My graduation is coming up—Saturday to be exact. The entire idea of going through with the formal ceremony seems a little weird to me, but I’m going to force myself to follow through and try to enjoy it.
First of all, I don’t like people making a big deal over me. My sister and my niece are coming to town for the event and Robby and the children are very excited. My mom made me promise to take lots of photos and my last-living grandmother sent me a card and money and told me how proud she is of me.
Yesterday, I picked up my tickets for the event and I picked up my cap and gown. Needless to say, I was the oldest person standing in line. I was also the only person not wearing spandex and flip flops.
I felt silly. I felt out of place. I could hear that inner voice inside me saying, “You’re too old for this.”
But, I reminded myself that I needed to go through with this.
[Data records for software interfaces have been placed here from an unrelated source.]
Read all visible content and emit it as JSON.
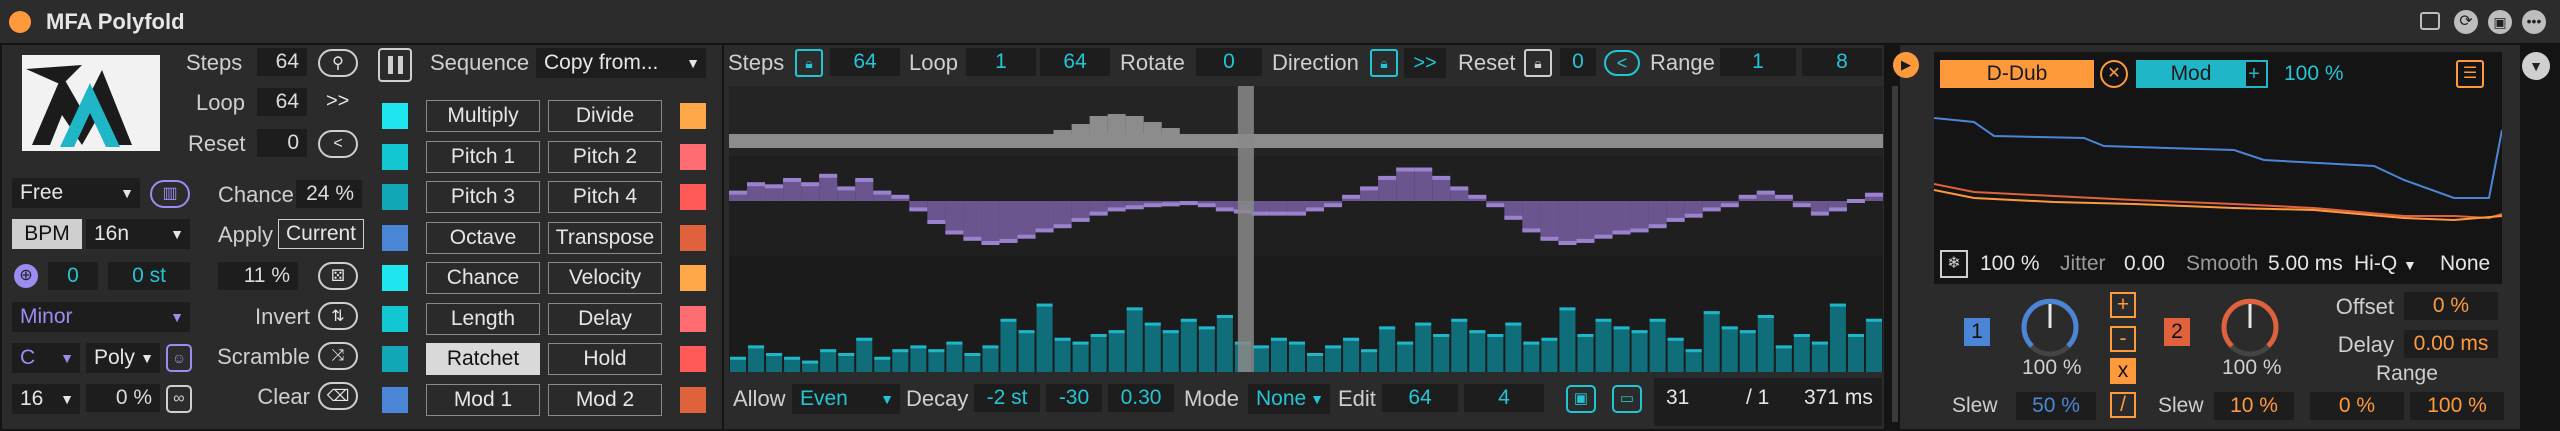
{
  "title": "MFA Polyfold",
  "left": {
    "steps_label": "Steps",
    "steps_value": "64",
    "loop_label": "Loop",
    "loop_value": "64",
    "loop_btn": ">>",
    "reset_label": "Reset",
    "reset_value": "0",
    "reset_btn": "<",
    "mode": "Free",
    "bpm": "BPM",
    "rate": "16n",
    "offset_num": "0",
    "offset_st": "0 st",
    "scale": "Minor",
    "key": "C",
    "voice": "Poly",
    "octaves": "16",
    "percent": "0 %"
  },
  "mid": {
    "chance_label": "Chance",
    "chance_value": "24 %",
    "apply_label": "Apply",
    "apply_value": "Current",
    "prob_value": "11 %",
    "invert_label": "Invert",
    "scramble_label": "Scramble",
    "clear_label": "Clear"
  },
  "sequence": {
    "label": "Sequence",
    "copy": "Copy from...",
    "rows": [
      {
        "a": "Multiply",
        "b": "Divide",
        "ca": "#1ee6ee",
        "cb": "#ffa84a"
      },
      {
        "a": "Pitch 1",
        "b": "Pitch 2",
        "ca": "#12c6d2",
        "cb": "#ff6d72"
      },
      {
        "a": "Pitch 3",
        "b": "Pitch 4",
        "ca": "#12a6b6",
        "cb": "#ff5a58"
      },
      {
        "a": "Octave",
        "b": "Transpose",
        "ca": "#4b86d6",
        "cb": "#e0623c"
      },
      {
        "a": "Chance",
        "b": "Velocity",
        "ca": "#1ee6ee",
        "cb": "#ffa84a"
      },
      {
        "a": "Length",
        "b": "Delay",
        "ca": "#12c6d2",
        "cb": "#ff6d72"
      },
      {
        "a": "Ratchet",
        "b": "Hold",
        "ca": "#12a6b6",
        "cb": "#ff5a58",
        "a_on": true
      },
      {
        "a": "Mod 1",
        "b": "Mod 2",
        "ca": "#4b86d6",
        "cb": "#e0623c"
      }
    ]
  },
  "top": {
    "steps_label": "Steps",
    "steps_value": "64",
    "loop_label": "Loop",
    "loop_start": "1",
    "loop_end": "64",
    "rotate_label": "Rotate",
    "rotate_value": "0",
    "direction_label": "Direction",
    "direction_btn": ">>",
    "reset_label": "Reset",
    "reset_value": "0",
    "reset_btn": "<",
    "range_label": "Range",
    "range_lo": "1",
    "range_hi": "8"
  },
  "bottom": {
    "allow_label": "Allow",
    "allow_value": "Even",
    "decay_label": "Decay",
    "decay_st": "-2 st",
    "decay_a": "-30",
    "decay_b": "0.30",
    "mode_label": "Mode",
    "mode_value": "None",
    "edit_label": "Edit",
    "edit_a": "64",
    "edit_b": "4",
    "pos": "31",
    "div": "/ 1",
    "ms": "371 ms"
  },
  "mod": {
    "ddub": "D-Dub",
    "mod": "Mod",
    "percent": "100 %",
    "rate_pct": "100 %",
    "jitter_label": "Jitter",
    "jitter_value": "0.00",
    "smooth_label": "Smooth",
    "smooth_value": "5.00 ms",
    "quality": "Hi-Q",
    "none": "None",
    "env1_num": "1",
    "env1_pct": "100 %",
    "env2_num": "2",
    "env2_pct": "100 %",
    "slew_label": "Slew",
    "slew1": "50 %",
    "slew2": "10 %",
    "plus": "+",
    "minus": "-",
    "times": "x",
    "slash": "/",
    "offset_label": "Offset",
    "offset_value": "0 %",
    "delay_label": "Delay",
    "delay_value": "0.00 ms",
    "range_label": "Range",
    "range_lo": "0 %",
    "range_hi": "100 %"
  },
  "chart_data": {
    "type": "bar",
    "steps": 64,
    "playhead_step": 28,
    "top_lane": [
      0,
      0,
      0,
      0,
      0,
      0,
      0,
      0,
      0,
      0,
      0,
      0,
      0,
      0,
      0,
      0,
      0,
      0,
      0.2,
      0.5,
      0.9,
      1,
      0.9,
      0.6,
      0.3,
      0,
      0,
      0,
      0,
      0,
      0,
      0,
      0,
      0,
      0,
      0,
      0,
      0,
      0,
      0,
      0,
      0,
      0,
      0,
      0,
      0,
      0,
      0,
      0,
      0,
      0,
      0,
      0,
      0,
      0,
      0,
      0,
      0,
      0,
      0,
      0,
      0,
      0,
      0
    ],
    "pitch_lane": [
      0.2,
      0.4,
      0.35,
      0.5,
      0.4,
      0.6,
      0.3,
      0.5,
      0.2,
      0.1,
      -0.2,
      -0.5,
      -0.75,
      -0.9,
      -1,
      -0.95,
      -0.85,
      -0.7,
      -0.6,
      -0.45,
      -0.3,
      -0.2,
      -0.15,
      -0.1,
      -0.08,
      -0.05,
      -0.1,
      -0.2,
      -0.25,
      -0.3,
      -0.3,
      -0.3,
      -0.2,
      -0.1,
      0.1,
      0.3,
      0.55,
      0.75,
      0.75,
      0.55,
      0.3,
      0.1,
      -0.1,
      -0.4,
      -0.7,
      -0.9,
      -1,
      -0.95,
      -0.85,
      -0.75,
      -0.7,
      -0.6,
      -0.45,
      -0.35,
      -0.2,
      -0.1,
      0.1,
      0.2,
      0.1,
      -0.1,
      -0.3,
      -0.2,
      0,
      0.15
    ],
    "vel_lane": [
      0.2,
      0.35,
      0.25,
      0.2,
      0.15,
      0.3,
      0.25,
      0.45,
      0.2,
      0.3,
      0.35,
      0.3,
      0.4,
      0.25,
      0.35,
      0.7,
      0.55,
      0.9,
      0.45,
      0.4,
      0.5,
      0.55,
      0.85,
      0.65,
      0.55,
      0.7,
      0.6,
      0.75,
      0.4,
      0.35,
      0.45,
      0.4,
      0.25,
      0.35,
      0.45,
      0.3,
      0.6,
      0.4,
      0.65,
      0.5,
      0.7,
      0.55,
      0.5,
      0.65,
      0.4,
      0.45,
      0.85,
      0.5,
      0.7,
      0.6,
      0.55,
      0.7,
      0.45,
      0.3,
      0.8,
      0.6,
      0.55,
      0.75,
      0.35,
      0.5,
      0.4,
      0.9,
      0.5,
      0.7
    ]
  }
}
I needed to come full circle with this journey I started back in September of 2010.
When I decided to go back to school in 2010, I didn’t apply for graduate school. I didn’t think I could even get in, so I decided to play it safe and take some undergrad classes and get back into the flow.
I quickly realized it was a mistake and switched to the graduate program the next quarter.
I almost quit twice. When I turned in my thesis in November and found out I was finished with my degree, I went to my car and cried.
But I didn’t have long to celebrate—I had to find a job.
I’m still trying to find a permanent job but somehow I have made it financially and I have been able to establish myself as a professional in Savannah.
So, why is the graduation important? I guess a lot of people would say it’s because I accomplished something really great and I did something a lot of other people don’t have the courage to do.
But that’s not my reason. I want my children to see that all this hard work had a greater purpose. I want them to understand that hard work pays off in the future.
Children can’t see behind the next five minutes. My children hated the idea of me going to school and going to work. They wanted things to stay the same and for me to stay home with them.
I had to convince them that everything would be okay and I would still be around—and I was.
They were never late for school. They never missed an activity. I still ate lunch at school with them and volunteered in their classrooms. I stayed home with them when they were sick and made sure they always had their lunch and snack for school. I hosted slumber parties and Girl Scout meetings. I sat through endless karate classes and play dates.
I hired the best sitters for the days I couldn't be at home after school or on weekends and they loved the time away from me--safely protected in their own home.
I still did everything that they were used to but I also went to school full-time.
I did mess up one time—I forgot to pack Jude’s snack for school one day. But that was it--the big mistake during those two years. I guess that’s not too bad...
I honestly don’t know how I managed to do it all. I didn’t put much thought into it. It’s just who I am.
I realize now that I was always as strong as I am now. How else could I have done all of that stuff?
Sure, I don’t need to wear a black gown and shake a bunch of hands to know I graduated. But my children need to see me—they need to see me in a different light. They need to see that moms are more than just homemakers and caretakers and free rides to the movies.
They need to see that moms are people who have dreams. Moms are people who still want to travel and stay in a hotel and order room service. Moms are people who have sexual fantasies and enjoy playing videos games in their pajamas every once in a while. Some moms like to watch gross horror movies and get tattoos. And some moms like to go to Las Vegas every once in a while and drink one of those sweet drinks in the tall glasses with super-long straws. And moms want to be respected and feel like they have accomplished something great in life.
I think so many of us grow-up and only see our moms as “moms.” This is my chance to show my children that I am so much more and that they can be more, too—they just have to understand that if you live your life with good intentions and a good heart, you don’t have to sacrifice your family or your happiness.